MATERIAL FOR THIS TASK:
----
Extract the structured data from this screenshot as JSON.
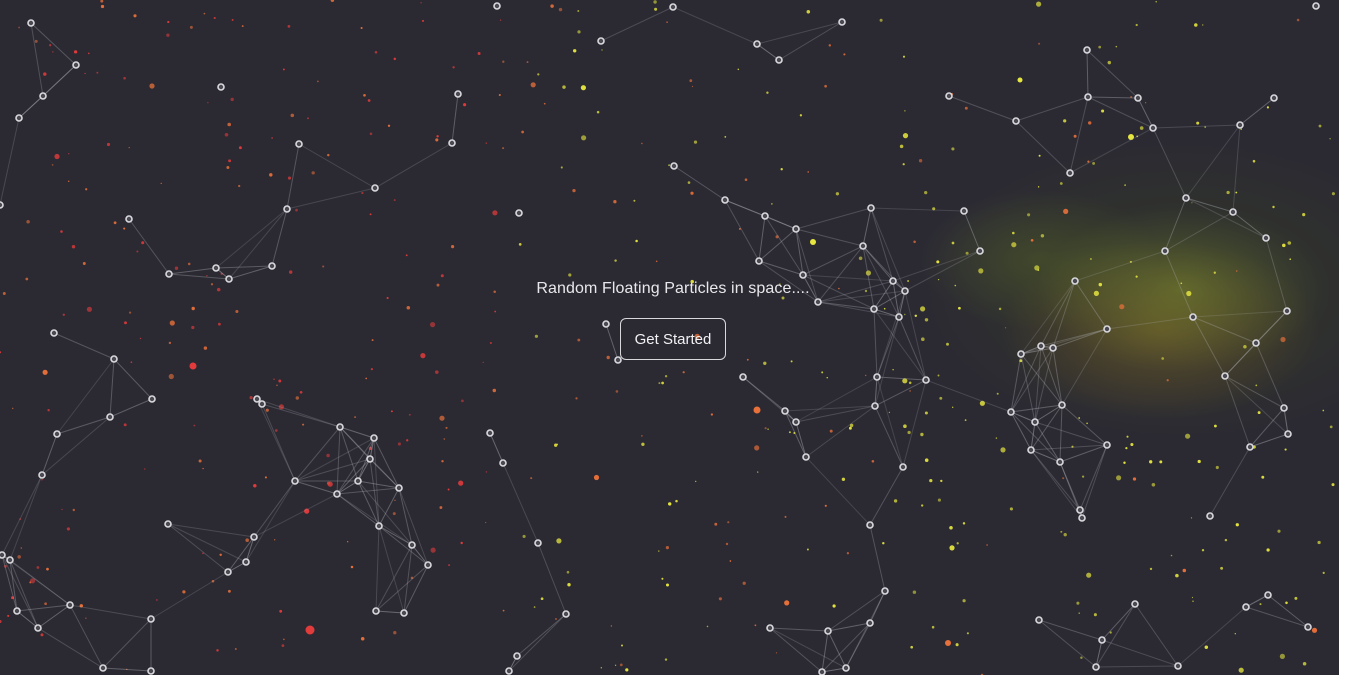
{
  "hero": {
    "tagline": "Random Floating Particles in space....",
    "cta_label": "Get Started"
  },
  "colors": {
    "background": "#2b2a33",
    "node": "#d9d9de",
    "link": "#b8b8c0",
    "dust_warm": "#e8703a",
    "dust_red": "#e23b3b",
    "dust_yellow": "#e6e640",
    "nebula_green": "#8a9a2e",
    "nebula_orange": "#c8862e"
  }
}
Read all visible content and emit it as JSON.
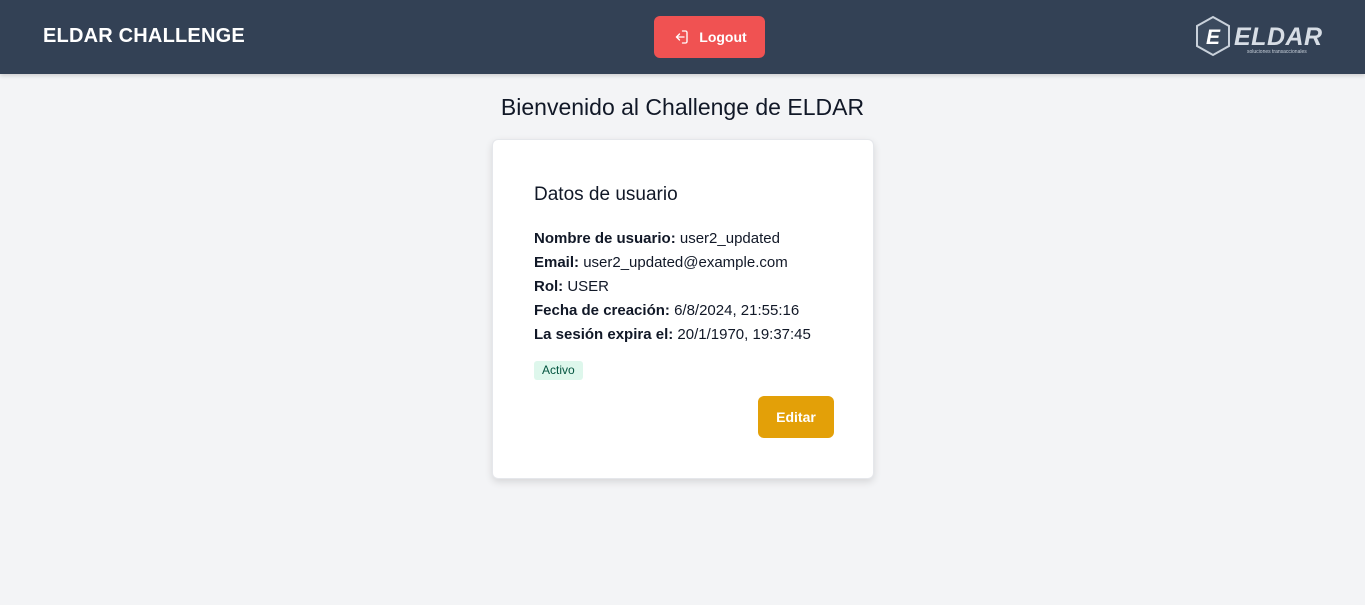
{
  "header": {
    "brand": "ELDAR CHALLENGE",
    "logout_label": "Logout",
    "logout_icon": "logout-icon",
    "logo": {
      "text": "ELDAR",
      "tagline": "soluciones transaccionales"
    },
    "colors": {
      "background": "#334155",
      "logout_button": "#f05252"
    }
  },
  "main": {
    "welcome": "Bienvenido al Challenge de ELDAR"
  },
  "user_card": {
    "title": "Datos de usuario",
    "fields": {
      "username": {
        "label": "Nombre de usuario:",
        "value": "user2_updated"
      },
      "email": {
        "label": "Email:",
        "value": "user2_updated@example.com"
      },
      "role": {
        "label": "Rol:",
        "value": "USER"
      },
      "created": {
        "label": "Fecha de creación:",
        "value": "6/8/2024, 21:55:16"
      },
      "expires": {
        "label": "La sesión expira el:",
        "value": "20/1/1970, 19:37:45"
      }
    },
    "status_badge": "Activo",
    "edit_label": "Editar",
    "colors": {
      "badge_bg": "#def7ec",
      "badge_text": "#03543f",
      "edit_button": "#e3a008"
    }
  }
}
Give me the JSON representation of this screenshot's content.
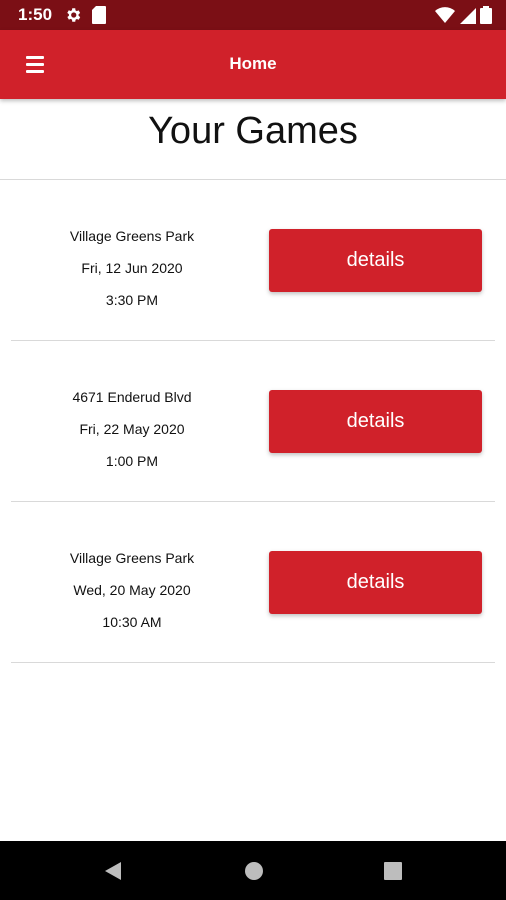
{
  "status_bar": {
    "time": "1:50",
    "icons": [
      "gear-icon",
      "sd-card-icon",
      "wifi-icon",
      "signal-icon",
      "battery-icon"
    ]
  },
  "app_bar": {
    "title": "Home",
    "menu_icon": "hamburger-menu-icon",
    "color": "#d0212a"
  },
  "page": {
    "title": "Your Games"
  },
  "games": [
    {
      "location": "Village Greens Park",
      "date": "Fri, 12 Jun 2020",
      "time": "3:30 PM",
      "button_label": "details"
    },
    {
      "location": "4671 Enderud Blvd",
      "date": "Fri, 22 May 2020",
      "time": "1:00 PM",
      "button_label": "details"
    },
    {
      "location": "Village Greens Park",
      "date": "Wed, 20 May 2020",
      "time": "10:30 AM",
      "button_label": "details"
    }
  ],
  "nav_bar": {
    "icons": [
      "back-icon",
      "home-icon",
      "recents-icon"
    ]
  },
  "colors": {
    "accent": "#d0212a",
    "status_bar": "#7b0f15",
    "nav_bar": "#000000"
  }
}
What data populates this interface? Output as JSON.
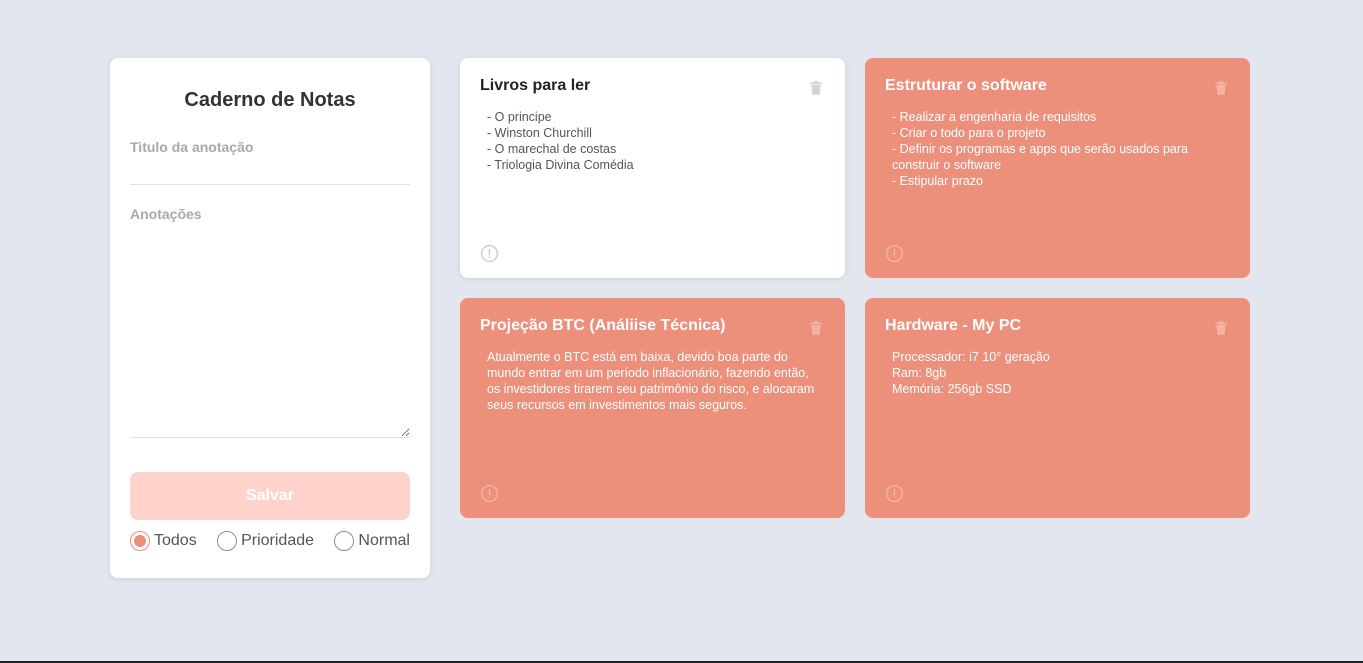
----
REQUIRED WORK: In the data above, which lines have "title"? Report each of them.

YOUR RESPONSE:
    "title": "Datos de usuario",
    "title": "Home",
    "title": "Your Games"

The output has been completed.